Apple's feeling pretty good about itself lately and why shouldn't it? It sold a million iPads in the first month. That means iPad sales reached a million units twice as fast as the original iPhone. The revenue spigot remains wide open and I'm sure investors are happy, but Apple has shown a few signs lately it may be getting a little too big for its britches.
Consider these recent news stories:Just last week, it announced it was shuttering the Lala music service just months after purchasing it.
Steve Jobs got even crankier about Flash posting a public letter on the Apple web site, which prompted some observers to wonder if it was a case of the pot calling the kettle black.
Apple recently prevented developers from using any third party development tools to develop iPad and iPhone apps, which has anti-trust regulators sniffing around.
It got me thinking that Jobs and company are beginning to resemble the 1990s Microsoft throwing around its considerable weight and generally pissing people (and governments) off. Maybe it's time to take Apple down a notch.
First, There was Lala
Lala was an interesting experiment that started to make some headway when Google began including Lala in music search results. If copyright allowed, you could play a whole song one time. After that, you got a 30 second snippet. Lala technology could have given Apple the ability to create a subscription service for iTunes, but it doesn't look like that's going to happen.

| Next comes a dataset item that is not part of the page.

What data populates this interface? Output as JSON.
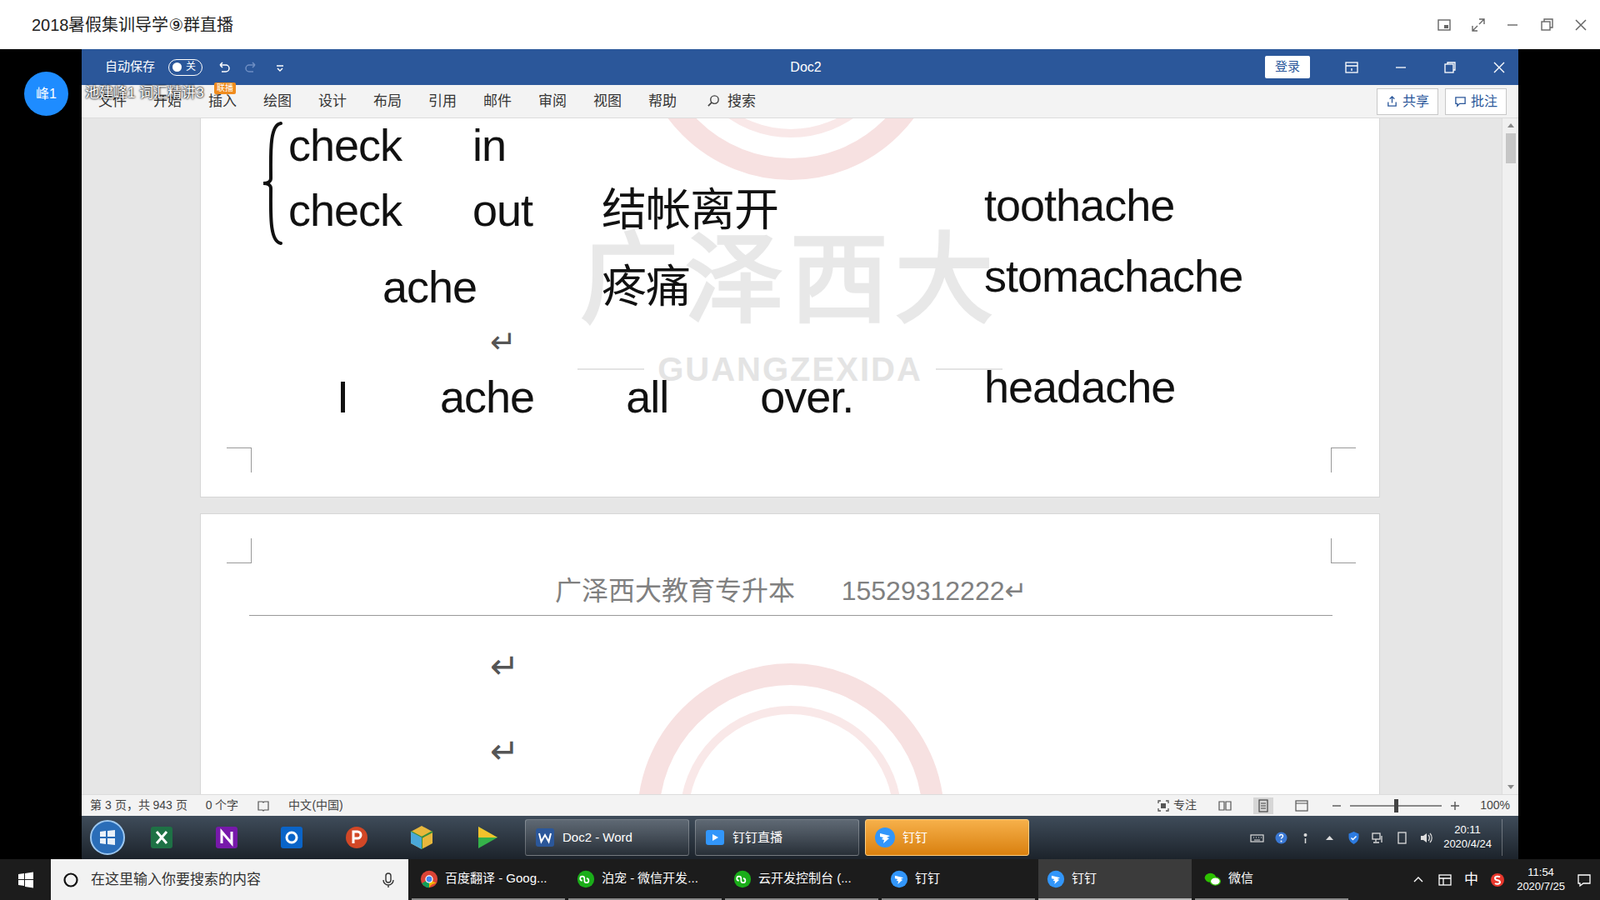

Instead, we have another case of a predatory corporation buying and then killing off a good service.
Oh That Flash Thing Again
Steve Jobs can't leave Flash alone. Just last week he published a now-famous memo outlining six reasons he hates Flash. It's especially laughable when you consider that some, such as Ben Michael Ward , have called Jobs on his claim that Flash replacement, the H.264 video codec is in any way open. Ward writes:
"The H.264 video codec is not open. It is patent encumbered, and there is a financial obstacle to license those patents."
Jobs wants us to believe his approach is the best, but it's not clear that it's any better or just a case of 'meet the new boss, same as the old one.'Federal Government Meet Mr. Jobs
Meanwhile, the federal government is taking an interest in Apple after the company refused to allow developers to use third-party development tools. In a NY Post article , Josh Kosman explains:
According to a person familiar with the matter, the Department of Justice and Federal Trade Commission are locked in negotiations over which of the watchdogs will begin an antitrust inquiry into Apple's new policy of requiring software developers who devise applications for devices such as the iPhone and iPad to use only Apple's programming tools.
As Apple sales increase, so does its desire to control the process as much as it possibly can. I have made no secret how much I like Apple products and the iPad is no exception (as I wrote in my DaniWeb review ), but Apple's arrogance seems to grow with its sales and it may be time to cut them down to size.
Photo by goooder http://www.flickr.com/photos/goooder/ on Flickr. Used Under Creative Commons License.